AIM OF THE EXERCISE:
Scan the records for the word "Frontend". Copy each line that includes it.

SOURCE MATERIAL:

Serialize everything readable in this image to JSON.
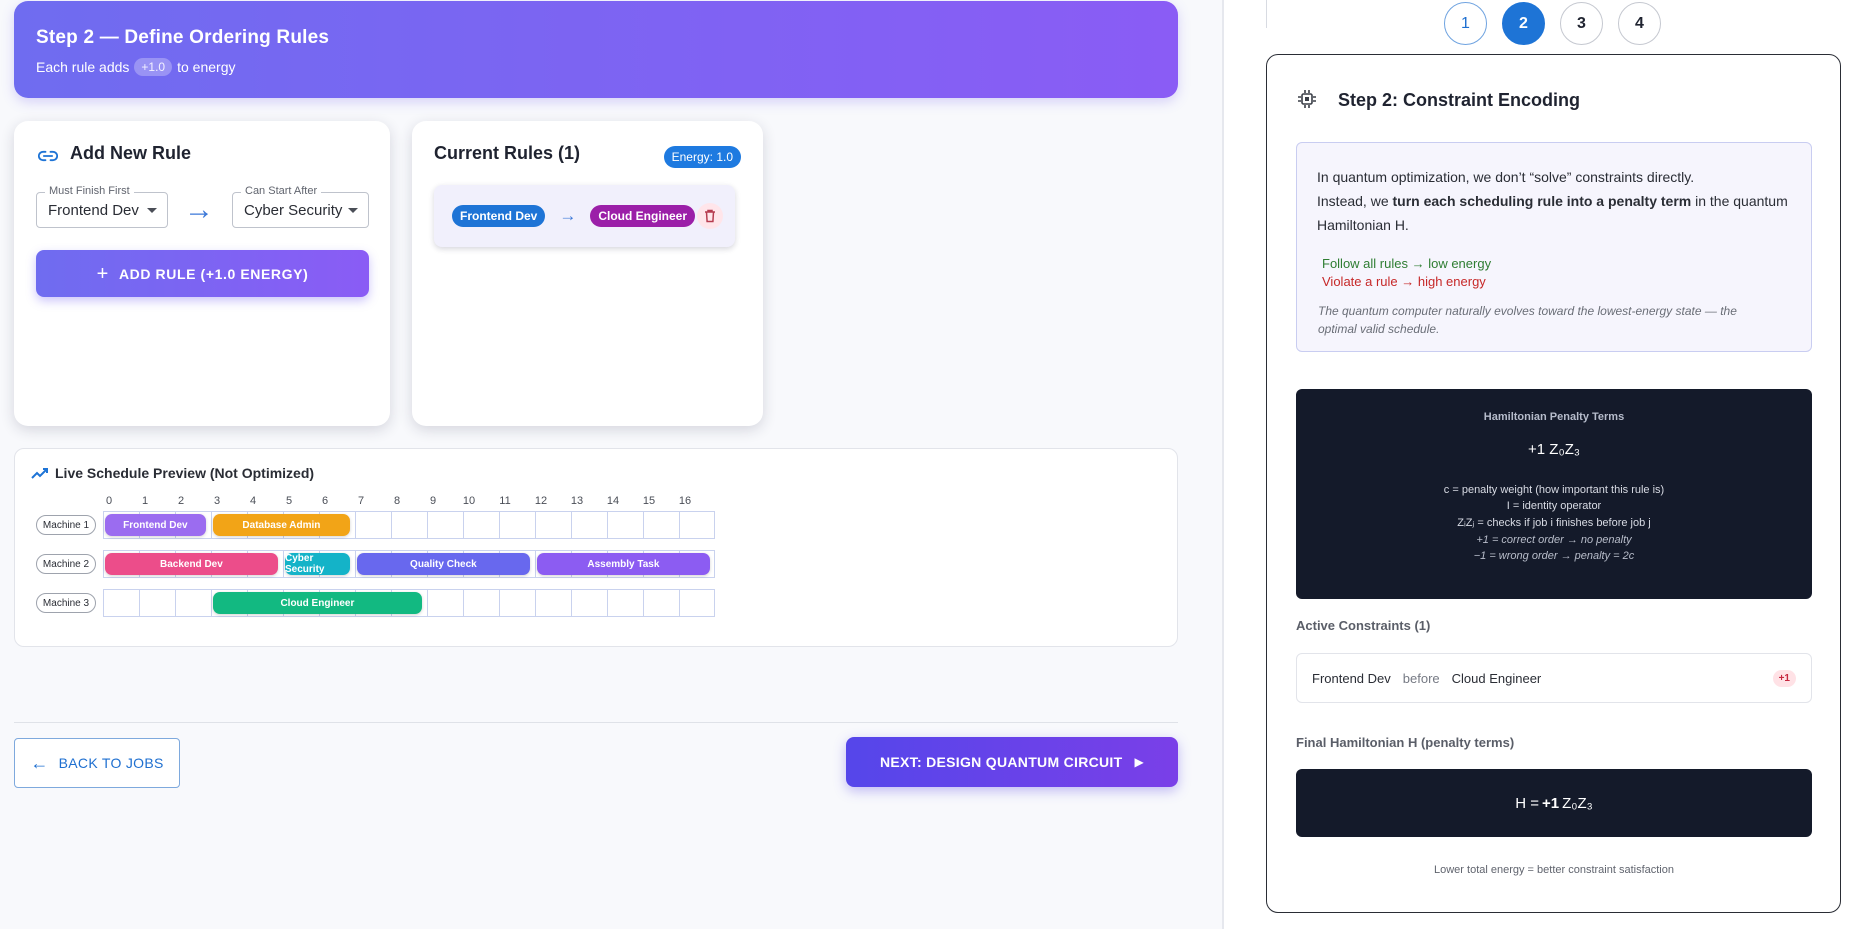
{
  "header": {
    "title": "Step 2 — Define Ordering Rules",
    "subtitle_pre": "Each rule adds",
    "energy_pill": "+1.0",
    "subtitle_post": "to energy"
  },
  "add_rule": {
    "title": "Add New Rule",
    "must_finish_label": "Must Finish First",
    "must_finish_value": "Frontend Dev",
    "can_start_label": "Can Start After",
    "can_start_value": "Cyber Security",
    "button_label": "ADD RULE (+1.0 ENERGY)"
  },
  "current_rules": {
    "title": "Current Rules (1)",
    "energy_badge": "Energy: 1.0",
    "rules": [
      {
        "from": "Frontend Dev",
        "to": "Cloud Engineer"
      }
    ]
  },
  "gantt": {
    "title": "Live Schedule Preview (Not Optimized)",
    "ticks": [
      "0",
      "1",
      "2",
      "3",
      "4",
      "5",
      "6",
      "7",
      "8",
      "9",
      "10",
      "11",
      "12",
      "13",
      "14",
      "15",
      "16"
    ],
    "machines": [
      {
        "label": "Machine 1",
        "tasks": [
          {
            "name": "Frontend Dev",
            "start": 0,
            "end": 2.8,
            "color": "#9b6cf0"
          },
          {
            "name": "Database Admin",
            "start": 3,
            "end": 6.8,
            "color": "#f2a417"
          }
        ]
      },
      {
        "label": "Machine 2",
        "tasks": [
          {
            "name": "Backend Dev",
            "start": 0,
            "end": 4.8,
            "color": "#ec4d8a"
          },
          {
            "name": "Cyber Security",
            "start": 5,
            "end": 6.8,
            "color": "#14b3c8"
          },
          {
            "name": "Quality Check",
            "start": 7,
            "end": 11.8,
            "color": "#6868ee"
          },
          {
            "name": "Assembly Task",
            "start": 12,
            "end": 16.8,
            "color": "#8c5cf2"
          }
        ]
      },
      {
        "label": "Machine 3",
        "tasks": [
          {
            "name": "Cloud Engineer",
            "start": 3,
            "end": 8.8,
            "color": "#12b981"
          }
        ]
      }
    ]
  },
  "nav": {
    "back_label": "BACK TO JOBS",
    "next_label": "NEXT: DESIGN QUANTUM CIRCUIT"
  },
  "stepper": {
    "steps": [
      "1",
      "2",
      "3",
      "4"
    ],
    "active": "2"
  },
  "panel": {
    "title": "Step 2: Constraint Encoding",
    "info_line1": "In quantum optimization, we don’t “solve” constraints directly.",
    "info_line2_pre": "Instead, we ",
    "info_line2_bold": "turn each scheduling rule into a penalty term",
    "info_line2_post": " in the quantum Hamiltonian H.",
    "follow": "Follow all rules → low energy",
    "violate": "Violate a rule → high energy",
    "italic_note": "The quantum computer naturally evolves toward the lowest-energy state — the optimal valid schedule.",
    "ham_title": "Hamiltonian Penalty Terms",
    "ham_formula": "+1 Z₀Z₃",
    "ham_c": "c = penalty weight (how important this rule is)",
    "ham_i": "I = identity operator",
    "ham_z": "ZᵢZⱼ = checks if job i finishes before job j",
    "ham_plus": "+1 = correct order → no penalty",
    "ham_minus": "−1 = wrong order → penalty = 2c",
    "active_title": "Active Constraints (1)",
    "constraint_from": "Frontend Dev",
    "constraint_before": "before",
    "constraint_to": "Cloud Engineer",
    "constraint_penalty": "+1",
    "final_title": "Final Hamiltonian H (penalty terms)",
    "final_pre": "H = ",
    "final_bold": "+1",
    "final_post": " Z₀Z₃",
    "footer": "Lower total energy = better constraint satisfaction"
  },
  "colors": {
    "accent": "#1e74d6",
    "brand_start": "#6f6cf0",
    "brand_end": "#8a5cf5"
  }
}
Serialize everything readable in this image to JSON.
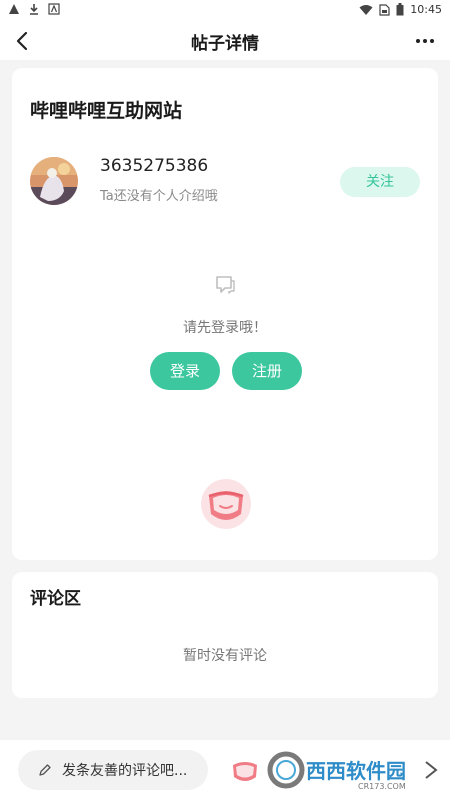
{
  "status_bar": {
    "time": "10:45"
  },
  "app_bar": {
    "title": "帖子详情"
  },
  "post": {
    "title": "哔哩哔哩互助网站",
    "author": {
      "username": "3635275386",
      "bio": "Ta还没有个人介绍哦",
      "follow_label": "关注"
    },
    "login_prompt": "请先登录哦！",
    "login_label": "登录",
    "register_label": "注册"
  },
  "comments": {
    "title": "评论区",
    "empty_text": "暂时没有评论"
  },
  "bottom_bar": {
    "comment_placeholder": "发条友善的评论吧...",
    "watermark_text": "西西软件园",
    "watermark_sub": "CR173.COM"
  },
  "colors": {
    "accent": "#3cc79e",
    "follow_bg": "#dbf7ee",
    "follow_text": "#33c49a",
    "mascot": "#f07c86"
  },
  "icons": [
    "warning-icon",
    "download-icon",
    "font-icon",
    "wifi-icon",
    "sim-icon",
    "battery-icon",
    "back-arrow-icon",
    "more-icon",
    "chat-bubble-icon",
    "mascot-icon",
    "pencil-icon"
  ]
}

SOLUTION TO THE EXERCISE:
    "must_finish_value": "Frontend Dev",
        "from": "Frontend Dev",
            "name": "Frontend Dev",
    "constraint_from": "Frontend Dev",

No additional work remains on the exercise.